DCM is a worrying disease due to its silent nature. Often there are no symptoms until the patient becomes critically ill or collapses. This is why heart screening programs are commonly offered to dogs known to be at-risk breeds. Investigations typically involve a specialist heart scan (echocardiogram/echo) and an ECG. In cases of greater concern, your dog might be fitted with a 24-hour Holter monitor, which detects any abnormal cardiac rhythms.
What are the best sources of taurine and carnitine?
Whilst we know that taurine and carnitine both contribute to heart health, it is still unclear what role diet plays in this. Of course, diets containing higher meat protein content are likely to have higher levels of taurine and carnitine. But, as with all commercial products, labelling can be confusing. Read more about pet food manufacturing and labelling here. There is a common belief that grain-free diets and those high in novel protein sources can contribute to the development of DCM. Veterinary cardiologists and researchers are encouraging the public to move towards grain-based diets containing traditional protein sources. However, evidence in this field is still conflicting. Vegan diets are of genuine interest as they grow in popularity. One short-term study showed no ill effects of feeding lentil-based proteins, but long-term reliable and objective data are unavailable.
Why do some dogs become deficient?
The reason that dogs suffer from taurine and carnitine deficiency is complex. It’s not just down to what they eat, but rather a series of intricate interactions between their diet and body. Here are some ways that we believe dogs become deficient in these nutrients:
- High fibre diets, conditions affecting the intestine and any other reason for increased pooping may decrease the absorption of amino acids from food.
- Different cooking processes may affect taurine levels in food: boiling appears to destroy it, whereas other cooking methods do not.
- Grain-free diets may be low in sulphur-containing amino acids and more likely to contain higher levels of plant-based proteins.
- Plant-based protein diets are likely to contain less taurine and carnitine AND fewer sulphur-containing amino acids. This is not regulated in commercial dog foods.
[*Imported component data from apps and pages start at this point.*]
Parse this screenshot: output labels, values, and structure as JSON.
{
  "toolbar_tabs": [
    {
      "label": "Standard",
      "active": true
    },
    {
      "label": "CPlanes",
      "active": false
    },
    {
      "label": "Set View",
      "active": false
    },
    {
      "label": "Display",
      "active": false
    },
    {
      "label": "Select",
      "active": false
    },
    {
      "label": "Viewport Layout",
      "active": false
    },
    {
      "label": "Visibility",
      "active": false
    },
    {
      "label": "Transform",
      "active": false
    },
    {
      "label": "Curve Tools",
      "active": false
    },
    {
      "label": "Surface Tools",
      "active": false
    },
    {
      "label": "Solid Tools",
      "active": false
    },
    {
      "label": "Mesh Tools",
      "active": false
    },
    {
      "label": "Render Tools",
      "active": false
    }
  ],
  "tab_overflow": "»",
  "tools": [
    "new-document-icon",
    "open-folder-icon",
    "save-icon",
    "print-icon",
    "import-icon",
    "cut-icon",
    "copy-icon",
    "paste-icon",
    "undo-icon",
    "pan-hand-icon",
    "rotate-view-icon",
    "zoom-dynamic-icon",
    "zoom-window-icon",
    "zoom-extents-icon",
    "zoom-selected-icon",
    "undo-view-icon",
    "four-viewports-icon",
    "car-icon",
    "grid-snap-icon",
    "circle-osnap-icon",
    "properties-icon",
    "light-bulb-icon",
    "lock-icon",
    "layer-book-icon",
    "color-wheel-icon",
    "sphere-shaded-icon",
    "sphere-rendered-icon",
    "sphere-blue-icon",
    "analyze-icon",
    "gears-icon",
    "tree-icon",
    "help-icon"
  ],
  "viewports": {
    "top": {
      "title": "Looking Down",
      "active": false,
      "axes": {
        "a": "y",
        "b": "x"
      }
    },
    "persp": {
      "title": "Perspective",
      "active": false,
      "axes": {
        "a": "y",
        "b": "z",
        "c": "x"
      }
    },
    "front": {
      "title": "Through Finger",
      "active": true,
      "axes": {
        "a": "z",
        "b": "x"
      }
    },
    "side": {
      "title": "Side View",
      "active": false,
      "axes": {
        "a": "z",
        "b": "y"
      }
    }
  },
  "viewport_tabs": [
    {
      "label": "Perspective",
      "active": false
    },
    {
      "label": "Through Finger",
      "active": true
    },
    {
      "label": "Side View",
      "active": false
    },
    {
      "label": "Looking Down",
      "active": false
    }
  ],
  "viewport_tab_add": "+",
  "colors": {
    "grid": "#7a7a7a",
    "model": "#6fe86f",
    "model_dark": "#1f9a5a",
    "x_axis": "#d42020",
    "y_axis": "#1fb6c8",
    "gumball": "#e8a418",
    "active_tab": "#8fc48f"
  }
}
- Giant and large dog breeds may struggle to obtain enough taurine, carnitine and other amino acids from their food due to their lower energy requirements despite their high body weight.
We still have a lot to learn regarding taurine, carnitine, and diet’s effects on our dog’s health. Further prospective studies are essential so that we can understand what diets present a risk to our pets. As more information becomes available, it will be easier to make the best lifestyle choices to keep our dogs in tip-top condition.
- McCauley SR, Clark SD, Quest BW, Streeter RM, Oxford EM. (2020). Review of canine dilated cardiomyopathy in the wake of diet-associated concerns. Journal of Animal Science, 98(6). [Accessed 27 September 2022]
- Pezzali JG, Acuff HL, Henry W, Alexander C, Swanson KS, Aldrich CG. (2020). Effects of different carbohydrate sources on taurine status in healthy Beagle dogs. Journal of Animal Science, 98(2). [Accessed 27 September 2022]
- Reilly LM, He F, Clark L, de Godoy MRC. (2021) Longitudinal assessment of taurine and amino acid concentrations in dogs fed a green lentil diet. Journal of Animal Science, 99(11). [Accessed 27 September 2022]
- Canine Dilated Cardiomyopathy (DCM) – Cornell University College of Veterinary Medicine [Accessed 27 September 2022]
- Pet Food Manufacturers Association [Accessed 27 September 2022]